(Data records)
★ ★ ★ ★ ★ ★ ★
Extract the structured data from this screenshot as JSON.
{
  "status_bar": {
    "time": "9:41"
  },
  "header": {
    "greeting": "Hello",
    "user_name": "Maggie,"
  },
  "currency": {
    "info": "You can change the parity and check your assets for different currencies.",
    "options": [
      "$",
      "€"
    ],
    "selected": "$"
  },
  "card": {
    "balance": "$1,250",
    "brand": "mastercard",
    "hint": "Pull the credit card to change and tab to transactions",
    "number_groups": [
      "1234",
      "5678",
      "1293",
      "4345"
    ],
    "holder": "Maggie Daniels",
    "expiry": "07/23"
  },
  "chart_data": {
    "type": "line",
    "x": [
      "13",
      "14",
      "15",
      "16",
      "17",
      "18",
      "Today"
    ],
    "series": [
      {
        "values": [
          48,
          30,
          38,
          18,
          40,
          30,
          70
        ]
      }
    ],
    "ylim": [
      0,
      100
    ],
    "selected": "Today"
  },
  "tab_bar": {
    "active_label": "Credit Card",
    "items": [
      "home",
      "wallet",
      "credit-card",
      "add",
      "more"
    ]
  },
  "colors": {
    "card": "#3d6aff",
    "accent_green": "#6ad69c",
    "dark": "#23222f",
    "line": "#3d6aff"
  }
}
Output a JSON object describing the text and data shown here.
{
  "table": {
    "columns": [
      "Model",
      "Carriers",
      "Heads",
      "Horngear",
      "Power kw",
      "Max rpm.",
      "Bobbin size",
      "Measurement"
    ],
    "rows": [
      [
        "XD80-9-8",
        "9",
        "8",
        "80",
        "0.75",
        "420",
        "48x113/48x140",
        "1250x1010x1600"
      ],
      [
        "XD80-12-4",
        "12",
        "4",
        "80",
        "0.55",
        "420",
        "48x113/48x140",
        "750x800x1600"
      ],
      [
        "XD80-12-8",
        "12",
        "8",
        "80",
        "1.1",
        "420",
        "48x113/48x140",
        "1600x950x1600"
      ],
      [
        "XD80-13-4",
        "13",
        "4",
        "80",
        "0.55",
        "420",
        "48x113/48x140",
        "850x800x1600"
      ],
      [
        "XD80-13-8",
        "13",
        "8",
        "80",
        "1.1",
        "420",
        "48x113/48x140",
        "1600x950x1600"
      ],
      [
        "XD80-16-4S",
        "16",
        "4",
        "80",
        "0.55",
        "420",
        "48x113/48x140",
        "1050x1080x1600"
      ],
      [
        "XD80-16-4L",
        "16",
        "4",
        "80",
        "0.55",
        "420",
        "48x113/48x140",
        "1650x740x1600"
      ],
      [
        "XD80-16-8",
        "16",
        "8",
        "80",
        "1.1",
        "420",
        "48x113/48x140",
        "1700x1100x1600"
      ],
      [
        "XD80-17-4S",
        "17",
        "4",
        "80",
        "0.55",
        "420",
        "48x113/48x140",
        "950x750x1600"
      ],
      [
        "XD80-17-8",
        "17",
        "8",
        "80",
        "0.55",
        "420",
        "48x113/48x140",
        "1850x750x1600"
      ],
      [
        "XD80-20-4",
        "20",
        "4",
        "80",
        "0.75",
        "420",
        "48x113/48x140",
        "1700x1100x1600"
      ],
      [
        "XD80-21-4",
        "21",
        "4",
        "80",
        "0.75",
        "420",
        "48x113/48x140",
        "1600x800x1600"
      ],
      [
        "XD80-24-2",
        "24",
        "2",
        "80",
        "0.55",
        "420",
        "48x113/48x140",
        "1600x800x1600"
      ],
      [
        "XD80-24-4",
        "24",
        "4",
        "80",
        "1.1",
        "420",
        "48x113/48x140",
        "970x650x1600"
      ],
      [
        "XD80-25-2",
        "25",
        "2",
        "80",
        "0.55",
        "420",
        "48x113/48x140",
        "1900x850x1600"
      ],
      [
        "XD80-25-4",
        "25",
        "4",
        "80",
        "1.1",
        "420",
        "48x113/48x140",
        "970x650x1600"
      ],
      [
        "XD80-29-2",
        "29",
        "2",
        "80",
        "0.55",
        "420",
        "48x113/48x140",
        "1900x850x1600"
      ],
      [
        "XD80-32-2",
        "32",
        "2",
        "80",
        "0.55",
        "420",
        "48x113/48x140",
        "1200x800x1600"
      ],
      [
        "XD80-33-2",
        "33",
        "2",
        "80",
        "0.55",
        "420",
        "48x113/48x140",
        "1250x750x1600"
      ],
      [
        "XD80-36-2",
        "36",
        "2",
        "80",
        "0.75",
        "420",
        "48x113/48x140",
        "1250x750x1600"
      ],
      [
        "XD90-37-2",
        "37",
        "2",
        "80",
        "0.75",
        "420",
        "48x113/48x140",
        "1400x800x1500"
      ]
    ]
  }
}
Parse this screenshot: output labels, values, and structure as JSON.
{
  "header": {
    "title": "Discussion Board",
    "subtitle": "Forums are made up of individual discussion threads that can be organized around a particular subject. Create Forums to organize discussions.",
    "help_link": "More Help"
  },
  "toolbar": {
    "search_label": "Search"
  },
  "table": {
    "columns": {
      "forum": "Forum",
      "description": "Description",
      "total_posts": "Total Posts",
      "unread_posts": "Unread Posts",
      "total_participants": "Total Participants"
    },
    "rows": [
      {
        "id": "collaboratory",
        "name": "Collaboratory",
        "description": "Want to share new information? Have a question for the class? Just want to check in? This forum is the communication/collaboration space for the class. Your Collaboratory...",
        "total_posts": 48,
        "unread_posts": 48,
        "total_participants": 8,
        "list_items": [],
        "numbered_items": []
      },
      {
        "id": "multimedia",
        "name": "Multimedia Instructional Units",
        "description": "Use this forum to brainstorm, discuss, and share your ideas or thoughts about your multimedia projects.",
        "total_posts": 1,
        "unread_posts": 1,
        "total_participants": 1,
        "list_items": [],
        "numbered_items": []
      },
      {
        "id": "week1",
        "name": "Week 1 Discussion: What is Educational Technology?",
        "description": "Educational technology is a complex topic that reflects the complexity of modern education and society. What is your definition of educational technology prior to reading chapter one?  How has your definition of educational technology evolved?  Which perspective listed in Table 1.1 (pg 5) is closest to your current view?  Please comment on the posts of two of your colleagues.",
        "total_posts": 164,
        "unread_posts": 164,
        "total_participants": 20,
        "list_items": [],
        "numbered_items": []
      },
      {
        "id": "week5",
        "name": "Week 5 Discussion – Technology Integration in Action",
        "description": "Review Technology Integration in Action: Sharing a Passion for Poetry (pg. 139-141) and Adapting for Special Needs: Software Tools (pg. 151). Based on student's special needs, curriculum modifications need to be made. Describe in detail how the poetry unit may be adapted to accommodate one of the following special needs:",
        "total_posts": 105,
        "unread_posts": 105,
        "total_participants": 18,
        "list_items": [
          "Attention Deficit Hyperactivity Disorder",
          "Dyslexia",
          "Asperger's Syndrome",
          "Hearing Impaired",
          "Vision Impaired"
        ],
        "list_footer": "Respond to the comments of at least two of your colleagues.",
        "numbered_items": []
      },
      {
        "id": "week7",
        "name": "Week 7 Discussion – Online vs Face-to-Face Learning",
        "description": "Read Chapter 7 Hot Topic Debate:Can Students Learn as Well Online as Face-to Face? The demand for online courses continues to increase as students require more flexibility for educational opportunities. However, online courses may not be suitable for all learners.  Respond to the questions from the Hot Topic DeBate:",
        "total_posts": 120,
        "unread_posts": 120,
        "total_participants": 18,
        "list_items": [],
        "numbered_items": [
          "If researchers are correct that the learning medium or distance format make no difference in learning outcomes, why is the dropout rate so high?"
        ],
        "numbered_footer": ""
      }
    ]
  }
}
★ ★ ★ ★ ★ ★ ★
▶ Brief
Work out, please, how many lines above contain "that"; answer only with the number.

▶ Finished exercise
3